To do
Match the word "approx". Return each line of the data below where it appears.

Task inputs START

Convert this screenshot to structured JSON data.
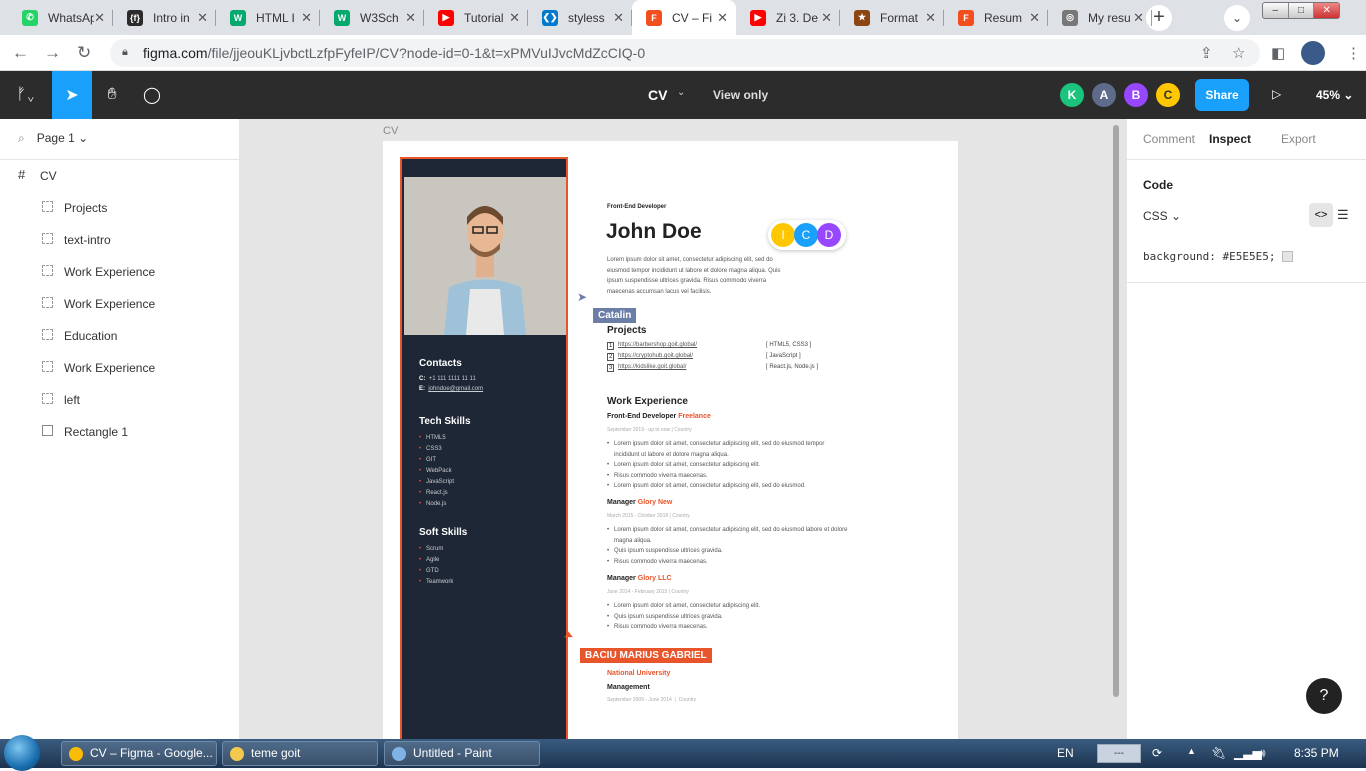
{
  "browser": {
    "tabs": [
      {
        "title": "WhatsApp",
        "color": "#25d366",
        "glyph": "✆"
      },
      {
        "title": "Intro in",
        "color": "#2b2b2b",
        "glyph": "{f}"
      },
      {
        "title": "HTML I",
        "color": "#04aa6d",
        "glyph": "W"
      },
      {
        "title": "W3Sch",
        "color": "#04aa6d",
        "glyph": "W"
      },
      {
        "title": "Tutorial",
        "color": "#ff0000",
        "glyph": "▶"
      },
      {
        "title": "styless",
        "color": "#007acc",
        "glyph": "❮❯"
      },
      {
        "title": "CV – Fi",
        "color": "#f24e1e",
        "glyph": "F",
        "active": true
      },
      {
        "title": "Zi 3. De",
        "color": "#ff0000",
        "glyph": "▶"
      },
      {
        "title": "Format",
        "color": "#8b4513",
        "glyph": "★"
      },
      {
        "title": "Resum",
        "color": "#f24e1e",
        "glyph": "F"
      },
      {
        "title": "My resu",
        "color": "#777777",
        "glyph": "◎"
      }
    ],
    "url_host": "figma.com",
    "url_path": "/file/jjeouKLjvbctLzfpFyfeIP/CV?node-id=0-1&t=xPMVuIJvcMdZcCIQ-0"
  },
  "figma": {
    "file_title": "CV",
    "view_mode": "View only",
    "avatars": [
      {
        "letter": "K",
        "color": "#1bc47d",
        "fg": "#ffffff"
      },
      {
        "letter": "A",
        "color": "#5f6b8a",
        "fg": "#ffffff"
      },
      {
        "letter": "B",
        "color": "#9747ff",
        "fg": "#ffffff"
      },
      {
        "letter": "C",
        "color": "#ffc700",
        "fg": "#333333"
      }
    ],
    "share_label": "Share",
    "zoom": "45%",
    "page": "Page 1",
    "layers": [
      "Projects",
      "text-intro",
      "Work Experience",
      "Work Experience",
      "Education",
      "Work Experience",
      "left",
      "Rectangle 1"
    ],
    "top_layer": "CV",
    "canvas_label": "CV",
    "inspect": {
      "tabs": [
        "Comment",
        "Inspect",
        "Export"
      ],
      "code_heading": "Code",
      "lang": "CSS",
      "code_line": "background: #E5E5E5;"
    }
  },
  "cv": {
    "role": "Front-End Developer",
    "name": "John Doe",
    "intro": "Lorem ipsum dolor sit amet, consectetur adipiscing elit, sed do eiusmod tempor incididunt ut labore et dolore magna aliqua. Quis ipsum suspendisse ultrices gravida. Risus commodo viverra maecenas accumsan lacus vel facilisis.",
    "contacts_heading": "Contacts",
    "phone_label": "C:",
    "phone": "+1 111 1111 11 11",
    "email_label": "E:",
    "email": "johndoe@gmail.com",
    "tech_heading": "Tech Skills",
    "tech_skills": [
      "HTML5",
      "CSS3",
      "GIT",
      "WebPack",
      "JavaScript",
      "React.js",
      "Node.js"
    ],
    "soft_heading": "Soft Skills",
    "soft_skills": [
      "Scrum",
      "Agile",
      "GTD",
      "Teamwork"
    ],
    "projects_heading": "Projects",
    "projects": [
      {
        "num": "1",
        "url": "https://barbershop.goit.global/",
        "tech": "[ HTML5, CSS3 ]"
      },
      {
        "num": "2",
        "url": "https://cryptohub.goit.global/",
        "tech": "[ JavaScript ]"
      },
      {
        "num": "3",
        "url": "https://kidslike.goit.global/",
        "tech": "[ React.js, Node.js ]"
      }
    ],
    "work_heading": "Work Experience",
    "jobs": [
      {
        "title": "Front-End Developer",
        "company": "Freelance",
        "period": "September 2019 - up to now",
        "place": "Country",
        "bullets": [
          "Lorem ipsum dolor sit amet, consectetur adipiscing elit, sed do eiusmod tempor incididunt ut labore et dolore magna aliqua.",
          "Lorem ipsum dolor sit amet, consectetur adipiscing elit.",
          "Risus commodo viverra maecenas.",
          "Lorem ipsum dolor sit amet, consectetur adipiscing elit, sed do eiusmod."
        ]
      },
      {
        "title": "Manager",
        "company": "Glory New",
        "period": "March 2015 - October 2018",
        "place": "Country",
        "bullets": [
          "Lorem ipsum dolor sit amet, consectetur adipiscing elit, sed do eiusmod labore et dolore magna aliqua.",
          "Quis ipsum suspendisse ultrices gravida.",
          "Risus commodo viverra maecenas."
        ]
      },
      {
        "title": "Manager",
        "company": "Glory LLC",
        "period": "June 2014 - February 2015",
        "place": "Country",
        "bullets": [
          "Lorem ipsum dolor sit amet, consectetur adipiscing elit.",
          "Quis ipsum suspendisse ultrices gravida.",
          "Risus commodo viverra maecenas."
        ]
      }
    ],
    "edu_school": "National University",
    "edu_field": "Management",
    "edu_period": "September 2009 - June 2014",
    "edu_place": "Country"
  },
  "collab": {
    "cursor1": "Catalin",
    "cursor2": "BACIU MARIUS GABRIEL",
    "canvas_avatars": [
      {
        "letter": "I",
        "color": "#ffc700"
      },
      {
        "letter": "C",
        "color": "#18a0fb"
      },
      {
        "letter": "D",
        "color": "#9747ff"
      }
    ]
  },
  "taskbar": {
    "items": [
      {
        "label": "CV – Figma - Google...",
        "color": "#fbbc05"
      },
      {
        "label": "teme goit",
        "color": "#f2c94c"
      },
      {
        "label": "Untitled - Paint",
        "color": "#7fb2e5"
      }
    ],
    "lang": "EN",
    "time": "8:35 PM"
  }
}
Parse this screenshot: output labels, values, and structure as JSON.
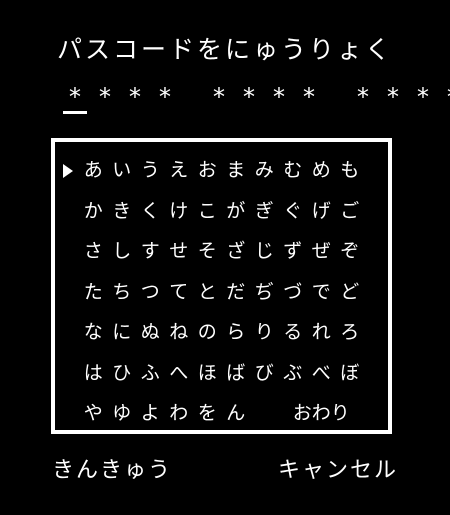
{
  "title": "パスコードをにゅうりょく",
  "password": {
    "groups": [
      [
        "*",
        "*",
        "*",
        "*"
      ],
      [
        "*",
        "*",
        "*",
        "*"
      ],
      [
        "*",
        "*",
        "*",
        "*"
      ]
    ]
  },
  "grid": {
    "rows": [
      [
        "あ",
        "い",
        "う",
        "え",
        "お",
        "ま",
        "み",
        "む",
        "め",
        "も"
      ],
      [
        "か",
        "き",
        "く",
        "け",
        "こ",
        "が",
        "ぎ",
        "ぐ",
        "げ",
        "ご"
      ],
      [
        "さ",
        "し",
        "す",
        "せ",
        "そ",
        "ざ",
        "じ",
        "ず",
        "ぜ",
        "ぞ"
      ],
      [
        "た",
        "ち",
        "つ",
        "て",
        "と",
        "だ",
        "ぢ",
        "づ",
        "で",
        "ど"
      ],
      [
        "な",
        "に",
        "ぬ",
        "ね",
        "の",
        "ら",
        "り",
        "る",
        "れ",
        "ろ"
      ],
      [
        "は",
        "ひ",
        "ふ",
        "へ",
        "ほ",
        "ば",
        "び",
        "ぶ",
        "べ",
        "ぼ"
      ],
      [
        "や",
        "ゆ",
        "よ",
        "わ",
        "を",
        "ん"
      ]
    ],
    "end_label": "おわり"
  },
  "bottom": {
    "left_label": "きんきゅう",
    "right_label": "キャンセル"
  }
}
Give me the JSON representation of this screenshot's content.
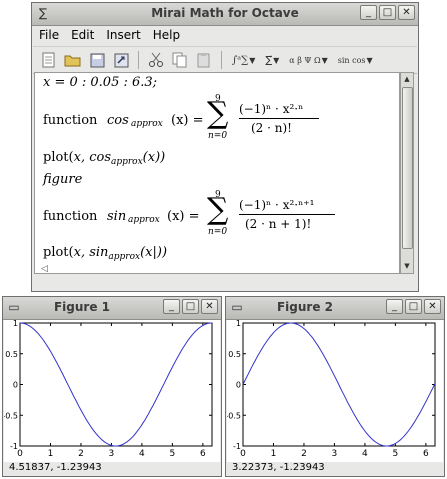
{
  "main_window": {
    "title": "Mirai Math for Octave",
    "icon": "sigma-icon",
    "menus": [
      "File",
      "Edit",
      "Insert",
      "Help"
    ],
    "menu_mnemonics": [
      "F",
      "E",
      "I",
      "H"
    ],
    "toolbar_icons": [
      "new-document-icon",
      "open-folder-icon",
      "save-icon",
      "export-icon",
      "cut-icon",
      "copy-icon",
      "paste-icon",
      "integral-sum-icon",
      "arrow-sum-icon",
      "greek-letters-icon",
      "functions-icon"
    ],
    "toolbar_math_labels": [
      "∫ᵃ∑",
      "∑⃗",
      "α β Ψ Ω",
      "sin cos"
    ],
    "lines": {
      "l1": "x = 0 : 0.05 : 6.3;",
      "l2_prefix": "function",
      "l2_fn": "cos",
      "l2_sub": "approx",
      "l2_arg": "(x) =",
      "l2_sum_top": "9",
      "l2_sum_bottom": "n=0",
      "l2_num": "(−1)ⁿ · x²·ⁿ",
      "l2_den": "(2 · n)!",
      "l3_a": "plot(",
      "l3_b": "x, cos",
      "l3_sub": "approx",
      "l3_c": "(x))",
      "l4": "figure",
      "l5_prefix": "function",
      "l5_fn": "sin",
      "l5_sub": "approx",
      "l5_arg": "(x) =",
      "l5_sum_top": "9",
      "l5_sum_bottom": "n=0",
      "l5_num": "(−1)ⁿ · x²·ⁿ⁺¹",
      "l5_den": "(2 · n + 1)!",
      "l6_a": "plot(",
      "l6_b": "x, sin",
      "l6_sub": "approx",
      "l6_c": "(x|))"
    }
  },
  "figure1": {
    "title": "Figure 1",
    "status": "4.51837, -1.23943",
    "chart_data": {
      "type": "line",
      "title": "",
      "xlim": [
        0,
        6.3
      ],
      "ylim": [
        -1,
        1
      ],
      "xticks": [
        "0",
        "1",
        "2",
        "3",
        "4",
        "5",
        "6"
      ],
      "yticks": [
        "1",
        "0.5",
        "0",
        "-0.5",
        "-1"
      ],
      "series": [
        {
          "function": "cos",
          "x_start": 0,
          "x_end": 6.3,
          "x_step": 0.05,
          "color": "#3333cc"
        }
      ]
    }
  },
  "figure2": {
    "title": "Figure 2",
    "status": "3.22373, -1.23943",
    "chart_data": {
      "type": "line",
      "title": "",
      "xlim": [
        0,
        6.3
      ],
      "ylim": [
        -1,
        1
      ],
      "xticks": [
        "0",
        "1",
        "2",
        "3",
        "4",
        "5",
        "6"
      ],
      "yticks": [
        "1",
        "0.5",
        "0",
        "-0.5",
        "-1"
      ],
      "series": [
        {
          "function": "sin",
          "x_start": 0,
          "x_end": 6.3,
          "x_step": 0.05,
          "color": "#3333cc"
        }
      ]
    }
  },
  "window_buttons": {
    "minimize": "_",
    "maximize": "□",
    "close": "✕"
  }
}
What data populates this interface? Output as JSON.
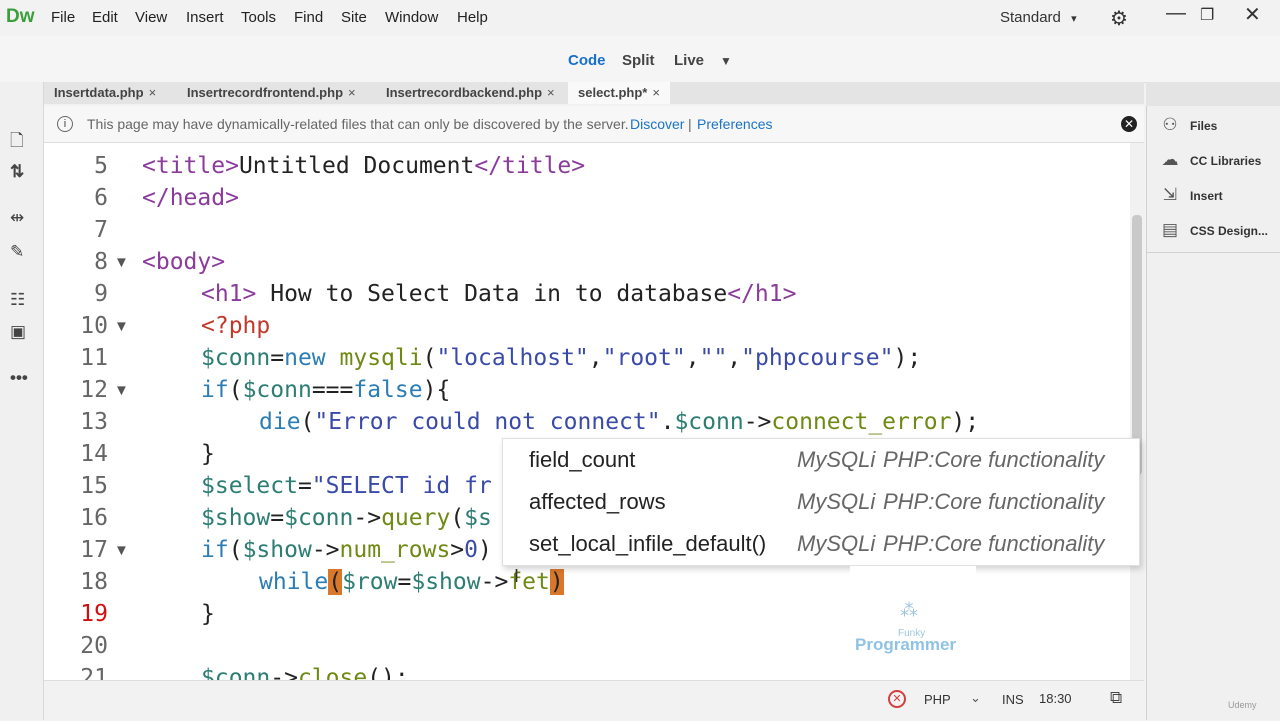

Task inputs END

Answer to the exercise
      "l2_sub": "approx",
      "l3_sub": "approx",
      "l5_sub": "approx",
      "l6_sub": "approx",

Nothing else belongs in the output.